_TASK TO CARRY OUT_
Copy out, from the data below, each line in which the word "label" occurs.
-=-=-
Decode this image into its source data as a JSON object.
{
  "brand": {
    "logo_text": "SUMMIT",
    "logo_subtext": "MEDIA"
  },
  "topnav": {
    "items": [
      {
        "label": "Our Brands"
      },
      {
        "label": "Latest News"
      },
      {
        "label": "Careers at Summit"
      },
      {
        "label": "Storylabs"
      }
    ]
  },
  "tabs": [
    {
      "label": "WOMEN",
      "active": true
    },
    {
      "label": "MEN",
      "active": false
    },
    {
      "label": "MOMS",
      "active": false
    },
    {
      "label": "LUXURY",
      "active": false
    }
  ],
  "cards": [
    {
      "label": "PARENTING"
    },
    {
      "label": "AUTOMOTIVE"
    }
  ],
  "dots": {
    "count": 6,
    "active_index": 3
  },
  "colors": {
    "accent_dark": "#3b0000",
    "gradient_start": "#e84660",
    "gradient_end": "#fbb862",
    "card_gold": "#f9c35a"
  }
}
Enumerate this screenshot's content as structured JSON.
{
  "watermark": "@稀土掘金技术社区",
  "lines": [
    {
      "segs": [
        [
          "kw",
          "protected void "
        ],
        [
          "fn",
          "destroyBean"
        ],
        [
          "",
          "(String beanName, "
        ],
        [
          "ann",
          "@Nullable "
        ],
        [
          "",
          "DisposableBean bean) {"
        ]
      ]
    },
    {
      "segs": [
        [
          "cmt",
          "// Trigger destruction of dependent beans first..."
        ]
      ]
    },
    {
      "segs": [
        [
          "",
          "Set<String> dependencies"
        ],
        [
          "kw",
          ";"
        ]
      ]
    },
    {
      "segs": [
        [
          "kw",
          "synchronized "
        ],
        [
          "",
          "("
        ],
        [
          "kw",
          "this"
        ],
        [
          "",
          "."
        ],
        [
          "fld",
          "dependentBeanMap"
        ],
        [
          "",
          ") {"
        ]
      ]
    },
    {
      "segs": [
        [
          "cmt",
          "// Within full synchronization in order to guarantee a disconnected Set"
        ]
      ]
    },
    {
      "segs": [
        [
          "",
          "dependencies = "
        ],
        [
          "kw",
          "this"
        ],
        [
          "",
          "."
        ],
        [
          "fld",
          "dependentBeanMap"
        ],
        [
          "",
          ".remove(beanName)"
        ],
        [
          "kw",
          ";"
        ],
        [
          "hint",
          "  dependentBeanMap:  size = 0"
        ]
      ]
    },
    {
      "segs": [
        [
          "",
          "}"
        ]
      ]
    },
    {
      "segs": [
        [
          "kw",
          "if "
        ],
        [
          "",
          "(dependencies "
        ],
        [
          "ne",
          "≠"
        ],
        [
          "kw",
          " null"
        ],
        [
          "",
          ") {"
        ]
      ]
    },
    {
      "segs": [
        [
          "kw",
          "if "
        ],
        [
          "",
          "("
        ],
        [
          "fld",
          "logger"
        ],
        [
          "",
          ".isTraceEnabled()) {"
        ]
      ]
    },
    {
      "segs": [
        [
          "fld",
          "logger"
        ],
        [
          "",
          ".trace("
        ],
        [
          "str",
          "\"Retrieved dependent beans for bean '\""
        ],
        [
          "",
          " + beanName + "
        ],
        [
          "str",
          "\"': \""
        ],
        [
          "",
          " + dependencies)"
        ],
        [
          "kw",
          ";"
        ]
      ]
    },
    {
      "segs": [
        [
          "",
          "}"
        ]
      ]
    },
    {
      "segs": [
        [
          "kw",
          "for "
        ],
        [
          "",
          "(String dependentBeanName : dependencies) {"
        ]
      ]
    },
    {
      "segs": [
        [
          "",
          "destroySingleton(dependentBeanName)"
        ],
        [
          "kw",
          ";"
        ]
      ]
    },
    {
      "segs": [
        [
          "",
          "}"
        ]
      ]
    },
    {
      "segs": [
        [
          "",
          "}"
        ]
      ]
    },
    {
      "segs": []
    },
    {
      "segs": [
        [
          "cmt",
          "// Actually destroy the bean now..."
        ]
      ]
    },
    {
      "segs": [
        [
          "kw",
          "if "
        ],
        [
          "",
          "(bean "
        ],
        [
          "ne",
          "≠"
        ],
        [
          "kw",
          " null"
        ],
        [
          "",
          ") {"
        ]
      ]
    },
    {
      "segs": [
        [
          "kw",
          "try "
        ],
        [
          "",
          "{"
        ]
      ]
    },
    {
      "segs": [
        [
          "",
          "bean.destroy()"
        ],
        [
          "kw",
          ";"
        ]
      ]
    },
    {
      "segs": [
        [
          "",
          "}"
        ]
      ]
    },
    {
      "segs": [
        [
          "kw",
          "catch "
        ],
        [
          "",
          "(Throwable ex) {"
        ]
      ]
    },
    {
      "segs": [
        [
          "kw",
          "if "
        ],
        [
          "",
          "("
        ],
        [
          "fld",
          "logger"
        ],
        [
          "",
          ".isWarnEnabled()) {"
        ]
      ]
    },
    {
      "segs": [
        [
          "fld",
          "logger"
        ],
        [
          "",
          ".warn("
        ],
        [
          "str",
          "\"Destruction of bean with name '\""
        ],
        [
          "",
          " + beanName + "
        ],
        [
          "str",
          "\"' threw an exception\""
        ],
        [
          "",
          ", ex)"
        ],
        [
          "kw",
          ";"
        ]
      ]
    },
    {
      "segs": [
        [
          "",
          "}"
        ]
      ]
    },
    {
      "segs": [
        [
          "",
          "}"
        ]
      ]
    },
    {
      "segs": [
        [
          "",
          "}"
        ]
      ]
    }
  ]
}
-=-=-
_TASK ANSWER_
        "label": "Our Brands"
        "label": "Latest News"
        "label": "Careers at Summit"
        "label": "Storylabs"
      "label": "WOMEN",
      "label": "MEN",
      "label": "MOMS",
      "label": "LUXURY",
      "label": "PARENTING"
      "label": "AUTOMOTIVE"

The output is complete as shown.